• Task details: Reproduce the records below exactly; no pictures.

BEGIN Data records

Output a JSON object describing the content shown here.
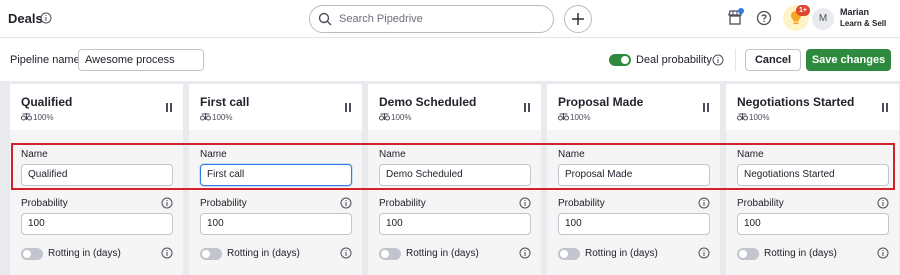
{
  "header": {
    "title": "Deals",
    "search_placeholder": "Search Pipedrive",
    "notification_badge": "1+",
    "avatar_initial": "M",
    "user_name": "Marian",
    "user_company": "Learn & Sell"
  },
  "pipeline": {
    "name_label": "Pipeline name",
    "name_value": "Awesome process",
    "deal_probability_label": "Deal probability",
    "deal_probability_enabled": true,
    "cancel_label": "Cancel",
    "save_label": "Save changes"
  },
  "colors": {
    "primary_green": "#2e8a3f",
    "focus_blue": "#317ae2",
    "highlight_red": "#d3202a"
  },
  "stages": [
    {
      "title": "Qualified",
      "probability_badge": "100%",
      "name_label": "Name",
      "name_value": "Qualified",
      "probability_label": "Probability",
      "probability_value": "100",
      "rotting_label": "Rotting in (days)"
    },
    {
      "title": "First call",
      "probability_badge": "100%",
      "name_label": "Name",
      "name_value": "First call",
      "probability_label": "Probability",
      "probability_value": "100",
      "rotting_label": "Rotting in (days)"
    },
    {
      "title": "Demo Scheduled",
      "probability_badge": "100%",
      "name_label": "Name",
      "name_value": "Demo Scheduled",
      "probability_label": "Probability",
      "probability_value": "100",
      "rotting_label": "Rotting in (days)"
    },
    {
      "title": "Proposal Made",
      "probability_badge": "100%",
      "name_label": "Name",
      "name_value": "Proposal Made",
      "probability_label": "Probability",
      "probability_value": "100",
      "rotting_label": "Rotting in (days)"
    },
    {
      "title": "Negotiations Started",
      "probability_badge": "100%",
      "name_label": "Name",
      "name_value": "Negotiations Started",
      "probability_label": "Probability",
      "probability_value": "100",
      "rotting_label": "Rotting in (days)"
    }
  ]
}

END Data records

• Response to the exercise:
Output a JSON object describing the content shown here.
{
  "header": {
    "title": "Deals",
    "search_placeholder": "Search Pipedrive",
    "notification_badge": "1+",
    "avatar_initial": "M",
    "user_name": "Marian",
    "user_company": "Learn & Sell"
  },
  "pipeline": {
    "name_label": "Pipeline name",
    "name_value": "Awesome process",
    "deal_probability_label": "Deal probability",
    "deal_probability_enabled": true,
    "cancel_label": "Cancel",
    "save_label": "Save changes"
  },
  "colors": {
    "primary_green": "#2e8a3f",
    "focus_blue": "#317ae2",
    "highlight_red": "#d3202a"
  },
  "stages": [
    {
      "title": "Qualified",
      "probability_badge": "100%",
      "name_label": "Name",
      "name_value": "Qualified",
      "probability_label": "Probability",
      "probability_value": "100",
      "rotting_label": "Rotting in (days)"
    },
    {
      "title": "First call",
      "probability_badge": "100%",
      "name_label": "Name",
      "name_value": "First call",
      "probability_label": "Probability",
      "probability_value": "100",
      "rotting_label": "Rotting in (days)"
    },
    {
      "title": "Demo Scheduled",
      "probability_badge": "100%",
      "name_label": "Name",
      "name_value": "Demo Scheduled",
      "probability_label": "Probability",
      "probability_value": "100",
      "rotting_label": "Rotting in (days)"
    },
    {
      "title": "Proposal Made",
      "probability_badge": "100%",
      "name_label": "Name",
      "name_value": "Proposal Made",
      "probability_label": "Probability",
      "probability_value": "100",
      "rotting_label": "Rotting in (days)"
    },
    {
      "title": "Negotiations Started",
      "probability_badge": "100%",
      "name_label": "Name",
      "name_value": "Negotiations Started",
      "probability_label": "Probability",
      "probability_value": "100",
      "rotting_label": "Rotting in (days)"
    }
  ]
}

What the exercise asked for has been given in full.